Patents are national rights and are largely unaffected by Brexit. The European Patent Convention provides a streamlined route for applying for patents through the European Patent Office (EPO) in a wide range of countries, including the EU member states and the UK. However, the EPO is an independent institution outside the EU.
The Unified Patent Court (UPC)
The UK has now formally withdrawn from the proposed European Union UPC project, which aims to introduce a more streamlined and cost-effective framework for patent litigation in the EU. Despite recent constitutional challenges in Germany, there is still significant support for pushing ahead with the project in the EU27. All patent owners with patents in the EU27 and relevant licensees should therefore keep a watching brief in order to be ready to participate in the expected sunrise period if the court goes ahead. Please see our update here.
Supplementary Protection Certificates (SPCs)
SPCs extend patent protection for qualifying authorised medicines for up to five years to compensate the patent holder for delays in bringing the drug to market resulting from the need to obtain marketing authorisation (MA). The SPC regime was established under EU law and applies across all EU Member States. However, the SPCs are applied for on a national basis. Following Brexit the UK has set up its own SPC scheme, which is broadly aligned with the EU regime. Applications will continue to be made to the UK Intellectual Property Office. However, there are some important procedural changes arising from Northern Ireland’s continuing regulatory alignment with the EU in particular.
SPCs are based on MAs. In the post Brexit landscape MAs in the UK may cover the whole of the UK or they may be limited to Great Britain or to Northern Ireland (which will continue to participate in the European centralised procedure). The territory covered by the SPC will reflect the territory of the MA that has been obtained at the time the application for the SPC is filed (e.g. NI). It may then be extended later if an MA is obtained for another part of the UK (e.g. GB). The deadline for filing the SPC application is six months from the earliest authorisation anywhere in the UK. However, the term of the SPC will be based on the earliest authorisation in the UK or European Economic Area (EEA). This means that the potential term for GB may be cut short if authorisation anywhere in the EEA precedes authorisation in GB.
The UK regime will continue to provide for six-month extensions to SPCs where there has been testing for paediatric use.

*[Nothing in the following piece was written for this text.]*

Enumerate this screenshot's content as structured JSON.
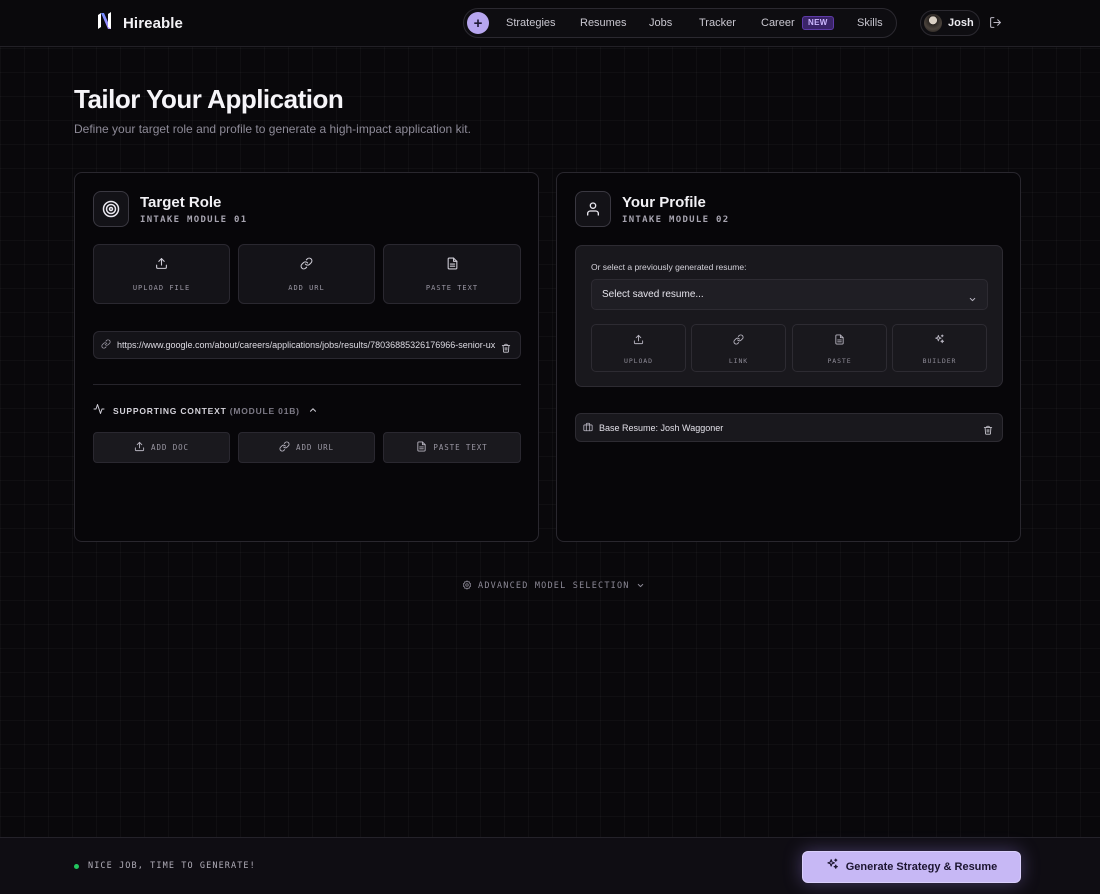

An advantage is that it is no longer necessary to provide evidence of corresponding MAs right across the EEA in order to obtain the extension.
In order to encourage generic and biosimilar production within the EEA, the EU recently introduced a limitation allowing generics and biosimilars to manufacture products in the EEA during the term of an SPC for export to countries outside the EEA where there was no equivalent protection or where patent protection has expired. The waiver also allows manufacture of generics and biosimilars in the last six months of the SPC to prepare for launch immediately on expiration of the SPC. This waiver is replicated in the new UK system, allowing biosimilars and generics to be manufactured in the UK for export outside the UK or EU and for launch on expiry in the UK or EU.